### Exercise prompt
Where in the listing does the word "section" appear? Report each line that holds it.

### Records
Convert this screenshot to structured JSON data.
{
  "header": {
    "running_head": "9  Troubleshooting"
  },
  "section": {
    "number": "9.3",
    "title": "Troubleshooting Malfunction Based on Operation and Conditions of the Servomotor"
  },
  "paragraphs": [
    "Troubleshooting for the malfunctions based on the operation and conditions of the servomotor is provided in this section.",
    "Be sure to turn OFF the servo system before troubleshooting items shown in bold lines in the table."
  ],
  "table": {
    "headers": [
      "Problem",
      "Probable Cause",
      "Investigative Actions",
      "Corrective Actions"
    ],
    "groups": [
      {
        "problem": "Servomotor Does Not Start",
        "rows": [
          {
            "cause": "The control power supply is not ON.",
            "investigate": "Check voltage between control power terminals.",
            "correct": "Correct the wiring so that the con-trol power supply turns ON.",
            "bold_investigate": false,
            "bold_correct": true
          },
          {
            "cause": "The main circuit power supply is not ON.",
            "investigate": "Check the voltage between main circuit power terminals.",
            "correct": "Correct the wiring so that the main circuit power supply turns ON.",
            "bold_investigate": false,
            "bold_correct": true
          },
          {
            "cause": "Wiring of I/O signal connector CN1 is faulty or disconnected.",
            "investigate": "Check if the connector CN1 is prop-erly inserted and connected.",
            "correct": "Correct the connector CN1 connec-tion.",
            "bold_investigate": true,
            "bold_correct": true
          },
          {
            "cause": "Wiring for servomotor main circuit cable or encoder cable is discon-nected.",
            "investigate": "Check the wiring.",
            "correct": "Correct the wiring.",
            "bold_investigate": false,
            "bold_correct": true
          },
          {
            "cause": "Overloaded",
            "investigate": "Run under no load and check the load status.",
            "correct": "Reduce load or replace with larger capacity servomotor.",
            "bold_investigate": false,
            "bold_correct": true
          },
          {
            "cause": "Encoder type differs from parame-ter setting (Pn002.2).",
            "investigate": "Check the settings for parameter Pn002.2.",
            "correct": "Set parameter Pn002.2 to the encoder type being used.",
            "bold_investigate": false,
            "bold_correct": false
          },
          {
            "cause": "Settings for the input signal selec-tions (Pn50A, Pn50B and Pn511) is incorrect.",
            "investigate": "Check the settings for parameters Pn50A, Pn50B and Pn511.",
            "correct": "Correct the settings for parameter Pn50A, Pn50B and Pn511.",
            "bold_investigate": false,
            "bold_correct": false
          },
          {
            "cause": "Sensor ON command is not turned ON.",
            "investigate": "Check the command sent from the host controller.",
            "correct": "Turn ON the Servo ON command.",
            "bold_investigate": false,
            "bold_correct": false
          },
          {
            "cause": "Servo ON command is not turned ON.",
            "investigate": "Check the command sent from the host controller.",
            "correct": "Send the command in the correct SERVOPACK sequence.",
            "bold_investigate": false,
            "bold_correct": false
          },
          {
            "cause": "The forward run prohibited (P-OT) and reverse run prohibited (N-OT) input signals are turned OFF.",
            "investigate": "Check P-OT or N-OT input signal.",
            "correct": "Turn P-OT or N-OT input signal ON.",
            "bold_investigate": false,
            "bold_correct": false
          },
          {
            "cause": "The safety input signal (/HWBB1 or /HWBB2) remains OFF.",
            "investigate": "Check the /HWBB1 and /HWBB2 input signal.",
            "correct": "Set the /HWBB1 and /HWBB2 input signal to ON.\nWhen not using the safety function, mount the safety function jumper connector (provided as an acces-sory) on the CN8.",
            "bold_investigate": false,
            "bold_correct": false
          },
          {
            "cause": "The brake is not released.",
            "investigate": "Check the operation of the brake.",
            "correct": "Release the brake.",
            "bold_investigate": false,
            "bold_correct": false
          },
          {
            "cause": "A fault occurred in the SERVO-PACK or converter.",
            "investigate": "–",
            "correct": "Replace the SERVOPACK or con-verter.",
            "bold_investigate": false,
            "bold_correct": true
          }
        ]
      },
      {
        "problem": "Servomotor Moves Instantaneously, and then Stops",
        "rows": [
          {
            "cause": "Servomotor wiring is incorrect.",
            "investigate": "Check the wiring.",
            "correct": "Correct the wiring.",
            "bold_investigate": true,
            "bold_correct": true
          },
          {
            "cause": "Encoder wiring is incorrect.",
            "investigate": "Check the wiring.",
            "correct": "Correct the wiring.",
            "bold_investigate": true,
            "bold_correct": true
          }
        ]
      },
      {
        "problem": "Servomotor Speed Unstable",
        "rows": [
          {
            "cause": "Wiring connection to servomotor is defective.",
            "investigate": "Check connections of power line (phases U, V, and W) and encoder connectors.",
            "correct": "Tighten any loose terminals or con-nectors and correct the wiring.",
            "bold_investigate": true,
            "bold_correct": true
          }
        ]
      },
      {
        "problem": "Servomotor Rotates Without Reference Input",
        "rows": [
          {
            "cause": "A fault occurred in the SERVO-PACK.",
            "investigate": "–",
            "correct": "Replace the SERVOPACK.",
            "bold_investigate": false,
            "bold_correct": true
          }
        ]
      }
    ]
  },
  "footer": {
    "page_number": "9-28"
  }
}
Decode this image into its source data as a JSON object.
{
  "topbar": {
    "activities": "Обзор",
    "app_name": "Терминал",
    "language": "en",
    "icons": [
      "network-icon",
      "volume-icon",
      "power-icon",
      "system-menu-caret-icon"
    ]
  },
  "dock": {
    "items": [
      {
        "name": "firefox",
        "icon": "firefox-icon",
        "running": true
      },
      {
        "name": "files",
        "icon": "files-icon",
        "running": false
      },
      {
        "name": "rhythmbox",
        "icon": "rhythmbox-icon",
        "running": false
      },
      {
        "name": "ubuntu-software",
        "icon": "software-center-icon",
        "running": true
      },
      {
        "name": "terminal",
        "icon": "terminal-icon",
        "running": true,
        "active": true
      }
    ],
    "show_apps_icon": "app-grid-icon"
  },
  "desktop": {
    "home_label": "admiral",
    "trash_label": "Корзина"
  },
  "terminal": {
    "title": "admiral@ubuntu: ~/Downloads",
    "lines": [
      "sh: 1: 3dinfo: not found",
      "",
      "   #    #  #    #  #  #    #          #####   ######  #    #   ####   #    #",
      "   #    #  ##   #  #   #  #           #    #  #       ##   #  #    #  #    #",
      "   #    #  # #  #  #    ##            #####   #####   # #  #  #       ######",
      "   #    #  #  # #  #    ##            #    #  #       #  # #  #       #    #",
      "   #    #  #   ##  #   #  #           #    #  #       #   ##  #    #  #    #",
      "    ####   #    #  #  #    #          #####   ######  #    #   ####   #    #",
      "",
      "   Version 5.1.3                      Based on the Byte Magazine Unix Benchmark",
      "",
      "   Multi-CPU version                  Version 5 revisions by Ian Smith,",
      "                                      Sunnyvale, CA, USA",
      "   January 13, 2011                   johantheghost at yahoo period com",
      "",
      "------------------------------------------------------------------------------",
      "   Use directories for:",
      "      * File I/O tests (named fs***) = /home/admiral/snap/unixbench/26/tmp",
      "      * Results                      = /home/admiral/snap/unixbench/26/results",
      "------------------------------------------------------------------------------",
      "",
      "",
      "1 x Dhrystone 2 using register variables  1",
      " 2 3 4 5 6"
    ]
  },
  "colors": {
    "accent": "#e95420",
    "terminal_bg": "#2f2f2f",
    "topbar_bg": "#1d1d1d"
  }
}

### Answer below
  "section": {
    "Troubleshooting for the malfunctions based on the operation and conditions of the servomotor is provided in this section.",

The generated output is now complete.